● **RAW DATA**
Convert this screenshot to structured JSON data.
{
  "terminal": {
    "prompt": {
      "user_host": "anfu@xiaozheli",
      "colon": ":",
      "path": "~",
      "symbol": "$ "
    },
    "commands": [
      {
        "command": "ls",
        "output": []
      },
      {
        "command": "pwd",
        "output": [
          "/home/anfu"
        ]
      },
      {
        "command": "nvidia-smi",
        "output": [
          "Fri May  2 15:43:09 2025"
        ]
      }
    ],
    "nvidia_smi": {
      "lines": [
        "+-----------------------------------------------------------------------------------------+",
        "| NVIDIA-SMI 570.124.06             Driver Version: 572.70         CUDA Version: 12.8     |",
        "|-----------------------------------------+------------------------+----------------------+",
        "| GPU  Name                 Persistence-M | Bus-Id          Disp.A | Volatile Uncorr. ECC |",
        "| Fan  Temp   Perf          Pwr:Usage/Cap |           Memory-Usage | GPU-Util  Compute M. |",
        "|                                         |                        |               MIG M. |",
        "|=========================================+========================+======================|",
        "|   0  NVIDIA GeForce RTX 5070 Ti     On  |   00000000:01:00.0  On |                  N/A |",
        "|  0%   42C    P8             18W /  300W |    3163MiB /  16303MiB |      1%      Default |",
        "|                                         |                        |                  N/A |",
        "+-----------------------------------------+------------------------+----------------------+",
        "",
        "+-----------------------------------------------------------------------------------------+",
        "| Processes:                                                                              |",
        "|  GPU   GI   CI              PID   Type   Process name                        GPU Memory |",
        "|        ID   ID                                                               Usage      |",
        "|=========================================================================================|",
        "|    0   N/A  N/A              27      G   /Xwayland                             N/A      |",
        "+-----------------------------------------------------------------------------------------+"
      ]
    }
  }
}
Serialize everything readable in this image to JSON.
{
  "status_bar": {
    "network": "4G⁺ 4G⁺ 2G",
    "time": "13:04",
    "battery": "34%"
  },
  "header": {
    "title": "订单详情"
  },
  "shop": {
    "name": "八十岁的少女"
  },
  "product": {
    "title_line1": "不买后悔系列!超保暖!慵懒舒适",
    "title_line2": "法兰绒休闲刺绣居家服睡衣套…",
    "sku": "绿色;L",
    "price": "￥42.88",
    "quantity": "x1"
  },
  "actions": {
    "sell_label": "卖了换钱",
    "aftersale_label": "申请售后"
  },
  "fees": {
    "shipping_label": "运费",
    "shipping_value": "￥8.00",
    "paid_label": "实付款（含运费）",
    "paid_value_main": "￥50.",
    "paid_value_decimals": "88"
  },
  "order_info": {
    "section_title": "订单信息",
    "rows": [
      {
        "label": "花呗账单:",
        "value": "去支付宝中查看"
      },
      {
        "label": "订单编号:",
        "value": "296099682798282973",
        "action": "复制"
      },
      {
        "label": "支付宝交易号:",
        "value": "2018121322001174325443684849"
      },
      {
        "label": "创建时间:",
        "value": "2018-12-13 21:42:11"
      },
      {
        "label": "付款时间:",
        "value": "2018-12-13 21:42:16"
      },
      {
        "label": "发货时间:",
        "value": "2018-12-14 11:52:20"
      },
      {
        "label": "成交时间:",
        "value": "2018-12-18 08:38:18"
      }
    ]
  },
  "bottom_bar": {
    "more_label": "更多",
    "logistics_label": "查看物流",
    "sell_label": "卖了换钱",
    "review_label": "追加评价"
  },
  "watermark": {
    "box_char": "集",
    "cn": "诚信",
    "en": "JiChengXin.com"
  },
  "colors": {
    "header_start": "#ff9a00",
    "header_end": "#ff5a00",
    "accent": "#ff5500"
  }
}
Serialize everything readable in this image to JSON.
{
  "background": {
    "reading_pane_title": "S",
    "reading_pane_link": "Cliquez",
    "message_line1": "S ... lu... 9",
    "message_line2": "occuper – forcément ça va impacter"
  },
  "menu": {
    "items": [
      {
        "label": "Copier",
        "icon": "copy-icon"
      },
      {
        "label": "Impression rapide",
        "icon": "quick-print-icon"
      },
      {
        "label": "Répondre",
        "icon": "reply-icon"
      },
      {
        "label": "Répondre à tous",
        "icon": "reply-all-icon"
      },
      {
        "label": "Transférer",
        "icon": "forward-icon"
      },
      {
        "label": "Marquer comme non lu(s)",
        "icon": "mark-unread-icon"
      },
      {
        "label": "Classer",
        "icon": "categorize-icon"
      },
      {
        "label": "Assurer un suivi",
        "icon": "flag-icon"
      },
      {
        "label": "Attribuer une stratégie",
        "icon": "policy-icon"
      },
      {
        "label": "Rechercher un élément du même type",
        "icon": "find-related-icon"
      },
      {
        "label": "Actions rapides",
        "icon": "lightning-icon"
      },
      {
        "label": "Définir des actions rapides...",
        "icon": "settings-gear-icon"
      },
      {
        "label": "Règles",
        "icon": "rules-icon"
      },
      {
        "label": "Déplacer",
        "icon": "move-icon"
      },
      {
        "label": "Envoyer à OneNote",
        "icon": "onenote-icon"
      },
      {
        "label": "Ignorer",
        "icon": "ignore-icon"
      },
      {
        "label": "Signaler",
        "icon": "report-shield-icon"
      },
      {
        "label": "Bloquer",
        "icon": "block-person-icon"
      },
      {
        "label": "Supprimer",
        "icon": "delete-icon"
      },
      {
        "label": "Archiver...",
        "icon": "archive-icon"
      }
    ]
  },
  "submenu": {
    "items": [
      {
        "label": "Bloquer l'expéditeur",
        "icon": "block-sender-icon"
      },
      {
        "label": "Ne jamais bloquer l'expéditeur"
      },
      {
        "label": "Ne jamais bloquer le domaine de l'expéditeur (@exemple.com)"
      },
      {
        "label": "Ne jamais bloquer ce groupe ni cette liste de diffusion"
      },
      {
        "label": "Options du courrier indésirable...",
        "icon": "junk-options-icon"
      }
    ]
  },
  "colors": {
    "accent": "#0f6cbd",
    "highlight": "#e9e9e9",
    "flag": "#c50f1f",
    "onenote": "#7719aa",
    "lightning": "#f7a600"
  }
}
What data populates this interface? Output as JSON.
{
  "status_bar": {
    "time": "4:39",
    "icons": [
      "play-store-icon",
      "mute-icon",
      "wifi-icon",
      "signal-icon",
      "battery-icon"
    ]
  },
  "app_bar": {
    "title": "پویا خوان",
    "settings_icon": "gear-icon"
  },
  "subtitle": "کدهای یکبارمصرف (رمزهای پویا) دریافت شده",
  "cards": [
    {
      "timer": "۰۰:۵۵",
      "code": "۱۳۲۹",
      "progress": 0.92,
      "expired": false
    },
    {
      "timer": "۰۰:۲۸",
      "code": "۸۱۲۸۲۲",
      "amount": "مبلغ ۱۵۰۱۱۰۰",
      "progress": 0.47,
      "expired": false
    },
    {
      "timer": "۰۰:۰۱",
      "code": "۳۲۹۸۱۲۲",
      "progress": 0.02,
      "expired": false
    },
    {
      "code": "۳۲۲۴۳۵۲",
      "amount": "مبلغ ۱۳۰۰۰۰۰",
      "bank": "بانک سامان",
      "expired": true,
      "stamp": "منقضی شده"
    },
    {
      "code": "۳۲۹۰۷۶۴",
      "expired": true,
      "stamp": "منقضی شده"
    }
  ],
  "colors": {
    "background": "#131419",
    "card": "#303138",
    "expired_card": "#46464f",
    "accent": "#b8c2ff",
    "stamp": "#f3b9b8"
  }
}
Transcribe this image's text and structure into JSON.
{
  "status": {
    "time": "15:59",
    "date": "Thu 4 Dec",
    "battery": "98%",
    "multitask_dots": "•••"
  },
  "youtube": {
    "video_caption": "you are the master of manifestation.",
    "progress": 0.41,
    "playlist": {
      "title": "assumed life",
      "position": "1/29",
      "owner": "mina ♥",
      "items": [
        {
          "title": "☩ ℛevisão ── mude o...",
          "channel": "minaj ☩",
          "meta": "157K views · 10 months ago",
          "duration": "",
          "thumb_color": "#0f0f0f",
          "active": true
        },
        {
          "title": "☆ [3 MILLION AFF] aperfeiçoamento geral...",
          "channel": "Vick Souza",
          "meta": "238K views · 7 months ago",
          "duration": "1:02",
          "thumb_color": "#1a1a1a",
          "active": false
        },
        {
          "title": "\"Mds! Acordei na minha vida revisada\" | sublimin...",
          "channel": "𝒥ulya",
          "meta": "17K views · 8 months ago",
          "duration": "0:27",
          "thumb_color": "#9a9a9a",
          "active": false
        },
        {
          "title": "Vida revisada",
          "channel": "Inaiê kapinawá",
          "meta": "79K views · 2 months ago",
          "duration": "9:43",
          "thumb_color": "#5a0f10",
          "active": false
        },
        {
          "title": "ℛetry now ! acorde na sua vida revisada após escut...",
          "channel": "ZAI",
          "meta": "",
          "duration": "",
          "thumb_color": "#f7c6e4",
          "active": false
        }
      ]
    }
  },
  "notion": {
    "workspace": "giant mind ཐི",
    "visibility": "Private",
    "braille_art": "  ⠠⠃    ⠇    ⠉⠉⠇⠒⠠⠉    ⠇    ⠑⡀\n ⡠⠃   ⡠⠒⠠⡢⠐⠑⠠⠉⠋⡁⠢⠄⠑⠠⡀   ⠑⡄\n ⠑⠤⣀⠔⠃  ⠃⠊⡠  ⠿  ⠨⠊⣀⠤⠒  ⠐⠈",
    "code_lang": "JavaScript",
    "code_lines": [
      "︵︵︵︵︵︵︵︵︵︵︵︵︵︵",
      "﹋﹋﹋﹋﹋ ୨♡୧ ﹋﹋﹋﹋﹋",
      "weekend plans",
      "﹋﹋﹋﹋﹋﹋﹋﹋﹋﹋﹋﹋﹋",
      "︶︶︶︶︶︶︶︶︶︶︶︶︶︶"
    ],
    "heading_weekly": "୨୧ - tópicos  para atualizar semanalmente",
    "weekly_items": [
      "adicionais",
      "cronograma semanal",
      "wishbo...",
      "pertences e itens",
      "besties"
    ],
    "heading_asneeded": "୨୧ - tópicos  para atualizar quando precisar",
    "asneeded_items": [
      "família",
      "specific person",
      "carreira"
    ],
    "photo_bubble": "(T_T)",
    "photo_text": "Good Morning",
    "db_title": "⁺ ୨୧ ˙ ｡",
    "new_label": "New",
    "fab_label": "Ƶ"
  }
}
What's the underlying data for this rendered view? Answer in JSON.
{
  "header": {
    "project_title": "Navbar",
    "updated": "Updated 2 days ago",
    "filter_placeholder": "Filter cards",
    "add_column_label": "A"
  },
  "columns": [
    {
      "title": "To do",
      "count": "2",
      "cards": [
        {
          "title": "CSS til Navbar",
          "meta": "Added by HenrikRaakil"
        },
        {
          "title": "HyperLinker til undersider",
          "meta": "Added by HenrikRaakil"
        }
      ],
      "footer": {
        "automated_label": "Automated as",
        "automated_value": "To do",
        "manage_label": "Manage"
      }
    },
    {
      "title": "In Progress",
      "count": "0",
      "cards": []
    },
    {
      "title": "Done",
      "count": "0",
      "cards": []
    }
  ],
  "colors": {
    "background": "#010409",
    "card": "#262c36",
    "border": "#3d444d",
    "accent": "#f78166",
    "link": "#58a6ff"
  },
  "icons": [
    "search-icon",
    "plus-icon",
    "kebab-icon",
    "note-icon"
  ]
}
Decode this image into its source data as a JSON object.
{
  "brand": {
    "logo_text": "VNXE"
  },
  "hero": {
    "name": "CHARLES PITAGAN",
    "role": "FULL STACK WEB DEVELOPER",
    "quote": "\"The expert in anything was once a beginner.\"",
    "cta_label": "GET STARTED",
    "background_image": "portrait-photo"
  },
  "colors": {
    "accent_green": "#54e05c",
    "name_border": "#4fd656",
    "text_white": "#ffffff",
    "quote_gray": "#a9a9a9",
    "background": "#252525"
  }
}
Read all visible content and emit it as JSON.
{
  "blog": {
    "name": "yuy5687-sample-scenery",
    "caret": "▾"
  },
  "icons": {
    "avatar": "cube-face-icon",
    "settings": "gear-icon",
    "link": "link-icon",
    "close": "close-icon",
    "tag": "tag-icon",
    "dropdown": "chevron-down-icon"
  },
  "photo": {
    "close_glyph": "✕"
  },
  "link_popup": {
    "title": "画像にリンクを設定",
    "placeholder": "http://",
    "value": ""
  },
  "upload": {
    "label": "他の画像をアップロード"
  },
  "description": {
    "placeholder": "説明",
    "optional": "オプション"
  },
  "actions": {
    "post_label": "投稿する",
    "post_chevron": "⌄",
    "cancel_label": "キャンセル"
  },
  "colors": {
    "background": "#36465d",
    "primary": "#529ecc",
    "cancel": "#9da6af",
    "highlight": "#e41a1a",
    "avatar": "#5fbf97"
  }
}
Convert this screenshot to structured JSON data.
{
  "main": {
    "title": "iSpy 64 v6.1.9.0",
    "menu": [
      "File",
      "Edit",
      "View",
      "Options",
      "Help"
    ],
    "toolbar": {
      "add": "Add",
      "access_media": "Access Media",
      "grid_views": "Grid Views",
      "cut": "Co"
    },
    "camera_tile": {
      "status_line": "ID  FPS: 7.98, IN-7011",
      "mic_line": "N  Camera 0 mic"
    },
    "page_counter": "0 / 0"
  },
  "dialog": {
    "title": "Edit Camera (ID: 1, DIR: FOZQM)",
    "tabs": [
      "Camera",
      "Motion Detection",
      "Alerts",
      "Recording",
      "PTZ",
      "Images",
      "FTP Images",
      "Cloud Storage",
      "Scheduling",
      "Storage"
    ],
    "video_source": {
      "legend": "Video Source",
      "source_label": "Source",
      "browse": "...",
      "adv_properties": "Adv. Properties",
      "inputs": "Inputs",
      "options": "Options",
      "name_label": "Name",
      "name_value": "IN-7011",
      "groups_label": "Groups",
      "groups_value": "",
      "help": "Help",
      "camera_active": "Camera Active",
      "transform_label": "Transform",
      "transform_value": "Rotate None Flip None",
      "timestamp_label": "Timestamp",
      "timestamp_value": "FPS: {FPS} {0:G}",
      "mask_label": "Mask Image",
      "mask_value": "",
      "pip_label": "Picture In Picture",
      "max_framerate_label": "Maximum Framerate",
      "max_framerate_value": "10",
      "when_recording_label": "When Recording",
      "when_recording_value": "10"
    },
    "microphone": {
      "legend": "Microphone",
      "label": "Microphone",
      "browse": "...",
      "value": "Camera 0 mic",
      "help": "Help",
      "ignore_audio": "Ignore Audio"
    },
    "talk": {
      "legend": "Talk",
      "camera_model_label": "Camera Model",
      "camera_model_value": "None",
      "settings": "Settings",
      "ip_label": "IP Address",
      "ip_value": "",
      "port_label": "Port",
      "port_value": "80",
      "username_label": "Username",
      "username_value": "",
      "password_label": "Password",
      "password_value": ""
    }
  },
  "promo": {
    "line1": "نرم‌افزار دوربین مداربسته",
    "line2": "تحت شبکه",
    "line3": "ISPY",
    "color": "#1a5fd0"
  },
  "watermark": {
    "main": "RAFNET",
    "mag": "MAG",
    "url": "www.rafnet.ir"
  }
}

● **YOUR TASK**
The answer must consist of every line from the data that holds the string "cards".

● **RESPONSE AREA**
  "cards": [
    "filter_placeholder": "Filter cards",
      "cards": [
      "cards": []
      "cards": []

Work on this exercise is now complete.